* Supplied entries
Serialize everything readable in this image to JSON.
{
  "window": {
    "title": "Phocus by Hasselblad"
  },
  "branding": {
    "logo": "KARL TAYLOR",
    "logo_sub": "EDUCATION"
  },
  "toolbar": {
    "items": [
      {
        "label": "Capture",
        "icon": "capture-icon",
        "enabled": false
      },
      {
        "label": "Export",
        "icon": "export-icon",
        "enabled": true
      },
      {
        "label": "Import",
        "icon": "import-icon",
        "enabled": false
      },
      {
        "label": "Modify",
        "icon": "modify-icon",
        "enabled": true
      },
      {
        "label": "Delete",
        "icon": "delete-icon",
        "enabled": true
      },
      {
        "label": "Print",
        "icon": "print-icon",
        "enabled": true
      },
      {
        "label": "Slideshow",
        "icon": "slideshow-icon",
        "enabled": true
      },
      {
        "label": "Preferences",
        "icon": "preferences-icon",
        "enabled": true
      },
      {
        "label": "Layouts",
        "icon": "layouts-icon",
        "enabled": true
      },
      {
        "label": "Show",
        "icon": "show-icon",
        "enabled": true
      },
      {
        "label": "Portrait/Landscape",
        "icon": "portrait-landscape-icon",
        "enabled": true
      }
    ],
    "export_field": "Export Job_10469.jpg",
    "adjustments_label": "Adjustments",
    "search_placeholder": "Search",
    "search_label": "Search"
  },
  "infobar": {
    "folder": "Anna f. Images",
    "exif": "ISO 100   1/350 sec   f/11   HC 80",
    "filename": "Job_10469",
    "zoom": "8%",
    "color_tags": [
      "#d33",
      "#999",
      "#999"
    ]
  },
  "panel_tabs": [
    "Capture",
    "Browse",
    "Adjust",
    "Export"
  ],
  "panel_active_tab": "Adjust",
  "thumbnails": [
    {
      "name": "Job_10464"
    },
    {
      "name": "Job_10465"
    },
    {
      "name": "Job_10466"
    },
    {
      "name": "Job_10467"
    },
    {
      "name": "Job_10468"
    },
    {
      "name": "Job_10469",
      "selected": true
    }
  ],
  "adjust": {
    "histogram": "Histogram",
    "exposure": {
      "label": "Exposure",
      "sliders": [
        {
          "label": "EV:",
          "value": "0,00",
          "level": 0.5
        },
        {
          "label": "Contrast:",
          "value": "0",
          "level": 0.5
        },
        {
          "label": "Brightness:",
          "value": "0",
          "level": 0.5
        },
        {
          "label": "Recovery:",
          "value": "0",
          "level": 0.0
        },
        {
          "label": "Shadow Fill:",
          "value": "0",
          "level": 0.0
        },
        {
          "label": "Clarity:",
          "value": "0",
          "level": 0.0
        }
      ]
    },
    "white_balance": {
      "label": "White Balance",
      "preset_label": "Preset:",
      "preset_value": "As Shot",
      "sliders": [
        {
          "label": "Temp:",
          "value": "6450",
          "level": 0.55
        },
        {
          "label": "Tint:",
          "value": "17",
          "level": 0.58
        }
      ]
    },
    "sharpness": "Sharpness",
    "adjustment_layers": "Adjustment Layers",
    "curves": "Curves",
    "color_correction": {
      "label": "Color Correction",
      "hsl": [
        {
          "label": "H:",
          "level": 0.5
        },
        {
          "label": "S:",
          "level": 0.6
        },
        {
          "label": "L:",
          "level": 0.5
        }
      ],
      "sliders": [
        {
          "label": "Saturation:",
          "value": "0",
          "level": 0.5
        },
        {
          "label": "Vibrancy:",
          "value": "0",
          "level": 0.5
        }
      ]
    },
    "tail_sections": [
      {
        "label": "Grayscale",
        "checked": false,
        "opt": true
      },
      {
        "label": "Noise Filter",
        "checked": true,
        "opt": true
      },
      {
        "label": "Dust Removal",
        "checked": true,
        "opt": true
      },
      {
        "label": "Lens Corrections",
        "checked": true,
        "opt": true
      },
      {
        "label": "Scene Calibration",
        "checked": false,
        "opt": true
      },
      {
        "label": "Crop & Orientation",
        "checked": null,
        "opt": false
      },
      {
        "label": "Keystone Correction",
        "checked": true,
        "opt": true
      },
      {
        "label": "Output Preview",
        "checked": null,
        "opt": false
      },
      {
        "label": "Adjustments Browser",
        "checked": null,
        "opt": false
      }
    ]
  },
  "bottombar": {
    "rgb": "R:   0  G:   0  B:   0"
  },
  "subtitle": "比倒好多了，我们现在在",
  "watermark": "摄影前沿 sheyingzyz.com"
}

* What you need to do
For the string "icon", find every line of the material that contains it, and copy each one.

* Response to the exercise
        "icon": "capture-icon",
        "icon": "export-icon",
        "icon": "import-icon",
        "icon": "modify-icon",
        "icon": "delete-icon",
        "icon": "print-icon",
        "icon": "slideshow-icon",
        "icon": "preferences-icon",
        "icon": "layouts-icon",
        "icon": "show-icon",
        "icon": "portrait-landscape-icon",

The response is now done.